The idea for this photo challenge came from photographer R. Ian Lloyd (see ‘Be Prepared’ in Photo Review 34). One of the very first challenges he faced as a young photography student was how to come up with a good picture of a humble egg. The difficulty factor of this apparently simple exercise was obviously pretty high, because we received fewer entries than usual. However, it was good to see that a hardy band of our most stalwart Photo Review Challenge lenspersons were undeterred by the complexity of rendering simplicity. It was a competitive group as you can see, but in the end we gave the nod to Craig Mitchell for seeing the shape of an egg in a most unexpected place.
Photo Review Competitions
Photo Challenge 30: Shadowland The response to our Shadowland Photo Challenge was one of the most impressive we’ve yet seen. Choosing the winner was, as always, a great struggle. But in the end, we felt we had to give the nod to Damien Siviero for a picture he captured 10 metres below the sea in a cave near a spot known as Splendid Arch in New Zealand’s Poor Knight Islands. As you will see, this photograph was competing for first place not only with the rest of the field but with two other extraordinary images from Damien’s lens.
The challenge we set in our August-Sept 2005 issue, was not easy. The task we set was to capture the experience of that most humdrum and ordinary of experiences – a trip to the supermarket. Our intention was to set Photo Challengers a task that really made them work to find an interesting image. In the end it was a bit of an old home week as some familiar Challenge responders got across the line for the win and places. We think they answered the call rather successfully.
Photo Challenge 23 was another in our series of challenges that ask you to look anew at some part of daily life. The only travel it required was a trip to the dinner table.
Photo Review Challenge 19 was to capture a subject reflected in water or on a wet surface. We complicated matters by adding that we didn’t want to to see the subject itself, just its reflection. That narrowed the field a bit, but happily posed no problems for our talented contributors.
Our challenge for this issue was to seek out something old, yet small enough to be carried by a person. We wanted to see what interesting textures and colours talented Photo Review Challenge-takers could find in their subjects. Once again, as the photos reproduced here show, we were not disappointed.
The challenge we set in our June-July 2005 issue was easy: take an interesting picture within 15 minutes of waking up. It’s tough to be creative so early in the day, but our Photo Challengers were up to the mark in their usual style.
Challenge 18 was to get down low and to shoot upward. Peter Cook, our winner, went lower than any of the entrants in his search for an interesting angle.
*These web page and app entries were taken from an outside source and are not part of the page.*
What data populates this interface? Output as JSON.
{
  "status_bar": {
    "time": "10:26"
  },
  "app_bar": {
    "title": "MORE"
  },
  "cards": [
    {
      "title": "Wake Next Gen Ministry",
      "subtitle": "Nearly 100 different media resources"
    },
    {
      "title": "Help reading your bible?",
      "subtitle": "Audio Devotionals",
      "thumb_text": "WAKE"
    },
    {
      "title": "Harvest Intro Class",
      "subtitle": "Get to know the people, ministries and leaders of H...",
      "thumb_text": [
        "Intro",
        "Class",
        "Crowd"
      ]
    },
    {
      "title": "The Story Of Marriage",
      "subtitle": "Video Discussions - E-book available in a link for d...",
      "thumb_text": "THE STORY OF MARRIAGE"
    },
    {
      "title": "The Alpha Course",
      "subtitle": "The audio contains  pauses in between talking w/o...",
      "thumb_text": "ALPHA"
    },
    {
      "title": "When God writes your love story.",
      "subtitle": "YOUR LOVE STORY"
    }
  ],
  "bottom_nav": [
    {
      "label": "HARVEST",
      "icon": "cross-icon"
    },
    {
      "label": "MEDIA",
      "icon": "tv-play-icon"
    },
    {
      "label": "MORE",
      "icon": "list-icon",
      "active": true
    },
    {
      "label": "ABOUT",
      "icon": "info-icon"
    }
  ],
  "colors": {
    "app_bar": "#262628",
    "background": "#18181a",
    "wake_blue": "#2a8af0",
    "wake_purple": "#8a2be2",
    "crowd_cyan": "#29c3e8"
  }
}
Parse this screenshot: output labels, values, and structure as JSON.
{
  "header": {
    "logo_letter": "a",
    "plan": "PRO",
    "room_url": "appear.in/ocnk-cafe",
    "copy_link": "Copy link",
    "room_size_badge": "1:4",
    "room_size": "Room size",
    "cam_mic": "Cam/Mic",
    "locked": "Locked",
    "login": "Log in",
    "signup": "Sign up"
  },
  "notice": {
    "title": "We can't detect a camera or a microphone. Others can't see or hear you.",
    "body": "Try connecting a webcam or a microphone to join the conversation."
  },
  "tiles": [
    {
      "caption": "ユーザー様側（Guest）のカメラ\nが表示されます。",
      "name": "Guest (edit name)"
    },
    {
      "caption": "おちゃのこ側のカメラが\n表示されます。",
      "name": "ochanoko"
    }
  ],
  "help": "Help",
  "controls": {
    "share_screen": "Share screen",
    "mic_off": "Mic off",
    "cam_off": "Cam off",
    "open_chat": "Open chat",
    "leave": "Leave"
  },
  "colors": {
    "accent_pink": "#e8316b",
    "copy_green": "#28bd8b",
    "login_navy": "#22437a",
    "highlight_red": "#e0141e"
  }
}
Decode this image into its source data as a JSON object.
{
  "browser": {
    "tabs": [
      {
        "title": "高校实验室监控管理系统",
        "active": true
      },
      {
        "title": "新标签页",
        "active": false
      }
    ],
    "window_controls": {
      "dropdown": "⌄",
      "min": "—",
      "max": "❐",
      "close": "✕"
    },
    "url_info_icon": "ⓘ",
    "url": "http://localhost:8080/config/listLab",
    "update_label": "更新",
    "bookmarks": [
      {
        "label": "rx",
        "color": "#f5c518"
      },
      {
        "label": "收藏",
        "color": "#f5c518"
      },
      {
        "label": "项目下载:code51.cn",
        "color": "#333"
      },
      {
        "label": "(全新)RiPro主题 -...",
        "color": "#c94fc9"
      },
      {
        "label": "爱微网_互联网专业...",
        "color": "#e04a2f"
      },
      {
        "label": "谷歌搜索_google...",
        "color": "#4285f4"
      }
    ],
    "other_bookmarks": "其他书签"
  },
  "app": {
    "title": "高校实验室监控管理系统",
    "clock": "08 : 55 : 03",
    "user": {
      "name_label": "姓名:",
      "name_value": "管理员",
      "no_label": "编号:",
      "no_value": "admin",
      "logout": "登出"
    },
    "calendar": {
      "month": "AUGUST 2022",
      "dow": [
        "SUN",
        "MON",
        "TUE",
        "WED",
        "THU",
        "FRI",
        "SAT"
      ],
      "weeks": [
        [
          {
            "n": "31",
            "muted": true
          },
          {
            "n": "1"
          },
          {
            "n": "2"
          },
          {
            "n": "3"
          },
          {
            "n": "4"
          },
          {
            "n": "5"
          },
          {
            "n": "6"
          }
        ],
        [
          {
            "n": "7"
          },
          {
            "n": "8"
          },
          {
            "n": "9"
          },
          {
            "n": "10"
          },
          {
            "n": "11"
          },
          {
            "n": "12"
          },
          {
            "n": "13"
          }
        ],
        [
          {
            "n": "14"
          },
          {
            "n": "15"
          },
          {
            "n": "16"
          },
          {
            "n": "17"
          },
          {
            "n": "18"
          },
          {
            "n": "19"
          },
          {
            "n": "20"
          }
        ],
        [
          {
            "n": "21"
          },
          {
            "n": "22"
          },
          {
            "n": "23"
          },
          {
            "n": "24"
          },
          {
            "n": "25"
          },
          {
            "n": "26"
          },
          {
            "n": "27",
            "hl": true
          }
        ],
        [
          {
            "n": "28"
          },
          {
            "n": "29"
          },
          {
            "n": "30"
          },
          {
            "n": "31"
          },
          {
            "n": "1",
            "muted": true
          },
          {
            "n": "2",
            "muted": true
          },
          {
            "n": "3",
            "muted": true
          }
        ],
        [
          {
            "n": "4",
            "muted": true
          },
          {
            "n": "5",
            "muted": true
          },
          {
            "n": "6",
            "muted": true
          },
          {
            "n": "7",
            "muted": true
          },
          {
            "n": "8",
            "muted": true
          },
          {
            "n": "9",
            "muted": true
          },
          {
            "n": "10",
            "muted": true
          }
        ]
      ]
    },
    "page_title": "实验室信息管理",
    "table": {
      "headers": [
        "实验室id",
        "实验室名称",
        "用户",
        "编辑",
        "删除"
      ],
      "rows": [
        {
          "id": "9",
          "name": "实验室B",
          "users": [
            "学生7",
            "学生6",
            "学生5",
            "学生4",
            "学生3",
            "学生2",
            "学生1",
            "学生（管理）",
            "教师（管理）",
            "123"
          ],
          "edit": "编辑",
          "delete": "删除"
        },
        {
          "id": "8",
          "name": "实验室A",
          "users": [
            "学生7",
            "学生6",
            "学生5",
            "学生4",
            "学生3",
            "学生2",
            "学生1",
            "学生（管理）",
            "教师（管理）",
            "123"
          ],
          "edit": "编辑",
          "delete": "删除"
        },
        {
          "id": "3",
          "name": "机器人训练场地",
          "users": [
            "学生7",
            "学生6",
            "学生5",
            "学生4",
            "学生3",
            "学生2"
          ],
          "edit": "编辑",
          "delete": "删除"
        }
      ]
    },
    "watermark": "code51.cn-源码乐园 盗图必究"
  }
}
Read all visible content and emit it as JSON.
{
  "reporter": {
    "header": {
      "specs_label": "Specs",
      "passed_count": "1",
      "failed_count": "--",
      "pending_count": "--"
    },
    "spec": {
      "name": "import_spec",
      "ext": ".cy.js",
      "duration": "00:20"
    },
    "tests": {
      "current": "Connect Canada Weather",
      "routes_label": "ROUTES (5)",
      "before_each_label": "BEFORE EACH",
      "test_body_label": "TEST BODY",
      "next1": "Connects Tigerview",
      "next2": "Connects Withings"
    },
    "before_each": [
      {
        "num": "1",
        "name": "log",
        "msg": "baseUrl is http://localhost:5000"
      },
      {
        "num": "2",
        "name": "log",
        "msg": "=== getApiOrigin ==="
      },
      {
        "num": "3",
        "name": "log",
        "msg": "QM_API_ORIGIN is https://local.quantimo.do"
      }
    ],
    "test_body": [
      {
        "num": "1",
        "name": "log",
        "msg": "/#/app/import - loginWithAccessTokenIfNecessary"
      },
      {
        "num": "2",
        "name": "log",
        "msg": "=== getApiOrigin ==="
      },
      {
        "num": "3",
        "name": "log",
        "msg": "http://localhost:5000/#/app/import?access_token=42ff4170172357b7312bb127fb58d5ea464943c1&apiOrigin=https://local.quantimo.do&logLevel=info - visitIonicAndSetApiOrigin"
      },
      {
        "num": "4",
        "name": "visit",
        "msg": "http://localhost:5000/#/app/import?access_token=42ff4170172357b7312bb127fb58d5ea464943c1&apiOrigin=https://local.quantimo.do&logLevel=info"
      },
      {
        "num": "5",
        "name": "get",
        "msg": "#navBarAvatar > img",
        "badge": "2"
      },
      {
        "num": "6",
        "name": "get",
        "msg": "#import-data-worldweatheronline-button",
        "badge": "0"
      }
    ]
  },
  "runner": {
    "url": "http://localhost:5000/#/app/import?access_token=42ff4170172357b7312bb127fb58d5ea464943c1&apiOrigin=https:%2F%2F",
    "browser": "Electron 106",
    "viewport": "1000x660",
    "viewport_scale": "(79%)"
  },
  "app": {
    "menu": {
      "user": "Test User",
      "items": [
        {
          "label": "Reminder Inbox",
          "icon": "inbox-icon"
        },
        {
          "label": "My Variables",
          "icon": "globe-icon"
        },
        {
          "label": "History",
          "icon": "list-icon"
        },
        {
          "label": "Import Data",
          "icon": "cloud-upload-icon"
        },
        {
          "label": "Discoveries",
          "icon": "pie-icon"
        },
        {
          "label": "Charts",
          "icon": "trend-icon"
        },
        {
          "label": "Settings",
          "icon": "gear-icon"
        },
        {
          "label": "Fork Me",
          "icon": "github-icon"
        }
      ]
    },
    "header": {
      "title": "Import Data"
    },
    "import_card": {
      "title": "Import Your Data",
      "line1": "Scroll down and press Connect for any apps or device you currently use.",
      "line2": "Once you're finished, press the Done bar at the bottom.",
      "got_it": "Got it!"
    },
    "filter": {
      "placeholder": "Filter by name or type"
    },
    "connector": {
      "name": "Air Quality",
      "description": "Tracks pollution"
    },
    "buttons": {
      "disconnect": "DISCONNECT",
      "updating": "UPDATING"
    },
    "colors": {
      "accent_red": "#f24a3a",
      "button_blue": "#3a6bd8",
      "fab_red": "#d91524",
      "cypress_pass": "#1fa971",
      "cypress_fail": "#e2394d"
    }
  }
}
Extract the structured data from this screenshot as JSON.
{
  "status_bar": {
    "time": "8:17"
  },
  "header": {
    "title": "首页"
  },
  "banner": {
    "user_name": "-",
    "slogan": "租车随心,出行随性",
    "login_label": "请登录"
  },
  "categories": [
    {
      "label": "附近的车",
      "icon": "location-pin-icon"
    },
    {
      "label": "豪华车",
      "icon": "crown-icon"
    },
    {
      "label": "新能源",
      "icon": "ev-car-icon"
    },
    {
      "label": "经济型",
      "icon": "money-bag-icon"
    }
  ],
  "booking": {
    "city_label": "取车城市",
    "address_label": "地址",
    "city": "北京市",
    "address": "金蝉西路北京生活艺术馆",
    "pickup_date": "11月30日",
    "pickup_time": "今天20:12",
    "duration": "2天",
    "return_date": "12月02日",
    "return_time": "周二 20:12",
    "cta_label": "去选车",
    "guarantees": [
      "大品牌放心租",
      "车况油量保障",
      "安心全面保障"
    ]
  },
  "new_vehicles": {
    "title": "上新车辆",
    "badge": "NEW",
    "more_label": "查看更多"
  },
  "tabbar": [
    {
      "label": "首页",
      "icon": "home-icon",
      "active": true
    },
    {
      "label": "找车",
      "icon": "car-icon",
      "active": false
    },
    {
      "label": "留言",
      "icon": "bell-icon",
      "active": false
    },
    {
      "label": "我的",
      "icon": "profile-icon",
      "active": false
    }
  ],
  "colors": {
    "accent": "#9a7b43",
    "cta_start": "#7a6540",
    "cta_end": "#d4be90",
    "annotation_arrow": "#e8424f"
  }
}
Our freeze-frame photo challenge proved very popular indeed. While it’s difficult to choose a winner and runners-up from so many strong entries, we’re pleased to have the ‘problem’. In the end, three striking images from Melissa Grimley caught our collective eye, and we’ve decided to give her balletic ‘white man trying to jump’ the winner’s guernsey. She writes: ‘These photos were taken one sunny late afternoon of my brother and a mate whilst they were “mucking about” at a local park with a skateboard and playing one-on-one basketball. The photos were shot with a Canon EOS 300D with a 17-40mm f4 L lens at shutter speeds between 1/1000th and 1/1600th of a second to freeze them in mid-action.’ has won a Microsoft Wireless Optical Desktop Executive Edition.
Photo Challenge 28 seemed simple on the surface. We asked photographers to do something interesting with a tree or trees. It is surprisingly difficult to see such a commonplace object in a new and fresh way, but see it thusly our winner and runners-up most certainly did.